_Records contained in a dataset_
________

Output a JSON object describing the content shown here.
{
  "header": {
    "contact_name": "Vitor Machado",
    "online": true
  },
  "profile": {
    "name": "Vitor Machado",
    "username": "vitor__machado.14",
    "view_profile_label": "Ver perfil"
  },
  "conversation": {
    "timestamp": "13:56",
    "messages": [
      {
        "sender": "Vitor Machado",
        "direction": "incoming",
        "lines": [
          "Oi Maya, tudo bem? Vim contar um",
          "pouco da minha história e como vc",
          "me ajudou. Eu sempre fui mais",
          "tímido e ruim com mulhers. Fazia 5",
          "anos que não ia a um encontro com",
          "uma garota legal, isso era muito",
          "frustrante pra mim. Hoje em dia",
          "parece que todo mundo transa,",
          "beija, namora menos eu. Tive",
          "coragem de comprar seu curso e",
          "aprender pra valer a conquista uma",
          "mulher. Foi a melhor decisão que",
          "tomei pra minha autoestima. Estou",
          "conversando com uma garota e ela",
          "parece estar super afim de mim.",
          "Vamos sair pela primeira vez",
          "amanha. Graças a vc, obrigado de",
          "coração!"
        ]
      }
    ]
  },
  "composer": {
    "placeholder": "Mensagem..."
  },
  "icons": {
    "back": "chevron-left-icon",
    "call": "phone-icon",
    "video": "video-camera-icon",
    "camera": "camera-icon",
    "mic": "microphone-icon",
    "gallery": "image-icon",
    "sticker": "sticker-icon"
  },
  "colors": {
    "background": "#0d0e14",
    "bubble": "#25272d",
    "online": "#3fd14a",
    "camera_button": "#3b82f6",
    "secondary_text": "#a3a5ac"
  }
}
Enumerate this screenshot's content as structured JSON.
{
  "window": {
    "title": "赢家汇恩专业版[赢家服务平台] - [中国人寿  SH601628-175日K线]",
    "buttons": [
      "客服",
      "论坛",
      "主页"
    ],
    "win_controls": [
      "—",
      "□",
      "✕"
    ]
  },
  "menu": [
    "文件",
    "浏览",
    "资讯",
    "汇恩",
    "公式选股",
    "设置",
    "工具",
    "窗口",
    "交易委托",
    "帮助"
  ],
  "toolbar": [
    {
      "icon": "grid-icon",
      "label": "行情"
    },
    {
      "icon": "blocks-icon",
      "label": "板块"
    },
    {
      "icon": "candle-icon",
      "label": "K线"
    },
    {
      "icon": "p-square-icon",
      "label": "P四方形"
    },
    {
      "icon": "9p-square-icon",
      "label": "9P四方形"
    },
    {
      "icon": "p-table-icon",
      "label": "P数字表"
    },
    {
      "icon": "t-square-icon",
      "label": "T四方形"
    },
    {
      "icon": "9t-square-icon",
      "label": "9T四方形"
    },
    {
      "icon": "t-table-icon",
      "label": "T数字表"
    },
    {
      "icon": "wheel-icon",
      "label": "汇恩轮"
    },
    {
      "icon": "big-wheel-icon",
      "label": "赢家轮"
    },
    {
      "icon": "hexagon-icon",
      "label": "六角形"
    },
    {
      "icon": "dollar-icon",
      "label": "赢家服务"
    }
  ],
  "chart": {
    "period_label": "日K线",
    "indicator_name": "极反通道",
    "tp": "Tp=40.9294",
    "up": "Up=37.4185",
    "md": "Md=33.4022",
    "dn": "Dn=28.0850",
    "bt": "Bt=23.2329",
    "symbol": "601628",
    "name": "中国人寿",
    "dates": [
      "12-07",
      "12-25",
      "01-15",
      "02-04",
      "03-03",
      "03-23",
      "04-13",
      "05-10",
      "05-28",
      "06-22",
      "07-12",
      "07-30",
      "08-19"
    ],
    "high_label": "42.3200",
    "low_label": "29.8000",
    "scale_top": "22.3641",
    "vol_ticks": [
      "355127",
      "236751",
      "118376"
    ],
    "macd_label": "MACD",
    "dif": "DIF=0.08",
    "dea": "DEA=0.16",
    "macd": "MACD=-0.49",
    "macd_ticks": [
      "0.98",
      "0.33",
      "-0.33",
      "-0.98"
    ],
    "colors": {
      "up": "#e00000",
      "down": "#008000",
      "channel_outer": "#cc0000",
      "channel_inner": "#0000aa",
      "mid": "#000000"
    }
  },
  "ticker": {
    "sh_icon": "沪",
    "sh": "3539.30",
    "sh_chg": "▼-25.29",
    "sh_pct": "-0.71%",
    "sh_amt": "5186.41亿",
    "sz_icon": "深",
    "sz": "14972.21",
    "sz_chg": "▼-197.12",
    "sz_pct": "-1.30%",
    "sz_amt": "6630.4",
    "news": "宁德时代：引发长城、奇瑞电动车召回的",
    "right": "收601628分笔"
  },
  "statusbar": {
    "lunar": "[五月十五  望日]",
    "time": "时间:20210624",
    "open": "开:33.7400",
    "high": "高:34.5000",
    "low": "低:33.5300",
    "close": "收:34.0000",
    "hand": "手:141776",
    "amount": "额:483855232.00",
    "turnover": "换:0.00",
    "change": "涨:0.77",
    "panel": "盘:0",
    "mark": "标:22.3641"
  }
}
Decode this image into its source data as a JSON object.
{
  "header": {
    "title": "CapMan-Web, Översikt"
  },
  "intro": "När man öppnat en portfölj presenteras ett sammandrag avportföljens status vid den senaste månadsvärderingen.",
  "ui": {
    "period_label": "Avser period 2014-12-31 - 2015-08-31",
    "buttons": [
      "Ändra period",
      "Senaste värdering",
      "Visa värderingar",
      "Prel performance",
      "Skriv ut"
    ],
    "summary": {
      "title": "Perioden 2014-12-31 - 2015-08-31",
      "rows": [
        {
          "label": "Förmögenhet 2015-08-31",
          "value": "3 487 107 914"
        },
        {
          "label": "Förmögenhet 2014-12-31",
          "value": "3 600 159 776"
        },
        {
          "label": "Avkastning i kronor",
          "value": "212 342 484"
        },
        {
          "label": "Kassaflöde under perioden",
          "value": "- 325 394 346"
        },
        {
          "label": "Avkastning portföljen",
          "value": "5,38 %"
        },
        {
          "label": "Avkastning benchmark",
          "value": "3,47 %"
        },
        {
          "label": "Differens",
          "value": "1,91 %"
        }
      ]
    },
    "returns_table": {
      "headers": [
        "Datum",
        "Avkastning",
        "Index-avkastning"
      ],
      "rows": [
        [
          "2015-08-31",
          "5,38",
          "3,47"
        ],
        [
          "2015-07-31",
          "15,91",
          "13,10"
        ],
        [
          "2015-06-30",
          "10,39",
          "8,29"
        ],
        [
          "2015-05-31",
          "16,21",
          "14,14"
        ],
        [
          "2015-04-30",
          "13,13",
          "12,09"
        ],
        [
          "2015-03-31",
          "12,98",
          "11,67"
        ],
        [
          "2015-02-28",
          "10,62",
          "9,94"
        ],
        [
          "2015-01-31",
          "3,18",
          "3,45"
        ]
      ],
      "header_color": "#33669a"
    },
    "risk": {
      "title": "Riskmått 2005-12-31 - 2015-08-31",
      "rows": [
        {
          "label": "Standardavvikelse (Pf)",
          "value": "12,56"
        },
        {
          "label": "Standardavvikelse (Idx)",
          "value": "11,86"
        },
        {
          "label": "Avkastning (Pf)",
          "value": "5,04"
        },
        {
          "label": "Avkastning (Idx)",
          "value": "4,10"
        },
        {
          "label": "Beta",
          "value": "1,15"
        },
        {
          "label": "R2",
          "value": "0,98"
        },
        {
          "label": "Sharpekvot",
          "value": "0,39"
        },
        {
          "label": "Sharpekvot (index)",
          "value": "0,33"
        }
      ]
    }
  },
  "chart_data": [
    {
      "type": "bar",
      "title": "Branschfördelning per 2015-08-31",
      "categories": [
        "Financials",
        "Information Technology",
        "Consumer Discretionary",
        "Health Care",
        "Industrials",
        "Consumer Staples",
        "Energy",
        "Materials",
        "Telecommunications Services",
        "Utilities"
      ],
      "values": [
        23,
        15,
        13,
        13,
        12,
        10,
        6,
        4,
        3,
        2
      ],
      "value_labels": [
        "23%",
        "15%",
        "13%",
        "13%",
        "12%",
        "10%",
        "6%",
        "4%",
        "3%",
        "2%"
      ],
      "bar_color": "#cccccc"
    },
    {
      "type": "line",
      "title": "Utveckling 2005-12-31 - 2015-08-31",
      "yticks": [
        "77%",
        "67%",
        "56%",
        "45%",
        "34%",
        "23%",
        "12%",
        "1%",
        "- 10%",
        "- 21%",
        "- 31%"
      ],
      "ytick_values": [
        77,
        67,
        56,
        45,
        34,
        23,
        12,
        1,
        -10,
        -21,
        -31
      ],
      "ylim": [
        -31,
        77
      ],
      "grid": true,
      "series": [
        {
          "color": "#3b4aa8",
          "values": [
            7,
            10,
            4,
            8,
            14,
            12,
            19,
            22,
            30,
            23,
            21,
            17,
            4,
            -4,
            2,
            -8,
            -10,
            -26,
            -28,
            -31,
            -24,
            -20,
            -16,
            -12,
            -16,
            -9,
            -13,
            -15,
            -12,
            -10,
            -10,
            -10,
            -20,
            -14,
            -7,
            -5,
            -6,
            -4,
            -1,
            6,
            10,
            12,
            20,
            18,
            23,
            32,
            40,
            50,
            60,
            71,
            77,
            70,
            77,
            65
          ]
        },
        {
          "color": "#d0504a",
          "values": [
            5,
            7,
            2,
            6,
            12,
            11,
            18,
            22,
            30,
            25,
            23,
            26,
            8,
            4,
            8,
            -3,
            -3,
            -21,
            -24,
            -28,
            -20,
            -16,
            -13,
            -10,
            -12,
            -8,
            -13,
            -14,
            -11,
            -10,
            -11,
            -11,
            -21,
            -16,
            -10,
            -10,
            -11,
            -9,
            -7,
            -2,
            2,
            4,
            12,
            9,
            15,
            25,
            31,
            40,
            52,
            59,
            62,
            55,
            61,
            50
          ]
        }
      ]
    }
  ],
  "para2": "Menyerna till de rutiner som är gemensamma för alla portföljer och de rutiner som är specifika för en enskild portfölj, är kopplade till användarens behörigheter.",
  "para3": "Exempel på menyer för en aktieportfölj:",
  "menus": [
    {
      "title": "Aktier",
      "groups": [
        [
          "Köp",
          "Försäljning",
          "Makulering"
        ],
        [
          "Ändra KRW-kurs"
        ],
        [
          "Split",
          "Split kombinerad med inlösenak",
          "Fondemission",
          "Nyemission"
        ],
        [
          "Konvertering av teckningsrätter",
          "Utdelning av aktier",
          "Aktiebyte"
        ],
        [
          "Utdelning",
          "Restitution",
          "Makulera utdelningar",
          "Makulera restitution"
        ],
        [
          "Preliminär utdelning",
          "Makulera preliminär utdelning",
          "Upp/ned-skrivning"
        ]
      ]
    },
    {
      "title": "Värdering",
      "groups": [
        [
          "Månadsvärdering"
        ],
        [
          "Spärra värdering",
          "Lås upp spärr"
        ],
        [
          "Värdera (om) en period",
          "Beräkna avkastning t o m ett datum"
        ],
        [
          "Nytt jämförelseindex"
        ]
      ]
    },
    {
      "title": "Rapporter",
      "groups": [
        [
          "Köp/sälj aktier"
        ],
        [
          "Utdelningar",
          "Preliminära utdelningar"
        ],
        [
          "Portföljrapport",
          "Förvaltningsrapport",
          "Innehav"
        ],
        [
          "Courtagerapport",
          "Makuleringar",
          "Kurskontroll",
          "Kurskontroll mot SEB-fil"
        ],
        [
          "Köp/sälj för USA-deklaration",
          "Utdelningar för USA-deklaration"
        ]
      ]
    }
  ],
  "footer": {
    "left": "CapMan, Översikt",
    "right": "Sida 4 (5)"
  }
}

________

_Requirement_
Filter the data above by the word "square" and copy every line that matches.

_Result of the exercise_
      "icon": "p-square-icon",
      "icon": "9p-square-icon",
      "icon": "t-square-icon",
      "icon": "9t-square-icon",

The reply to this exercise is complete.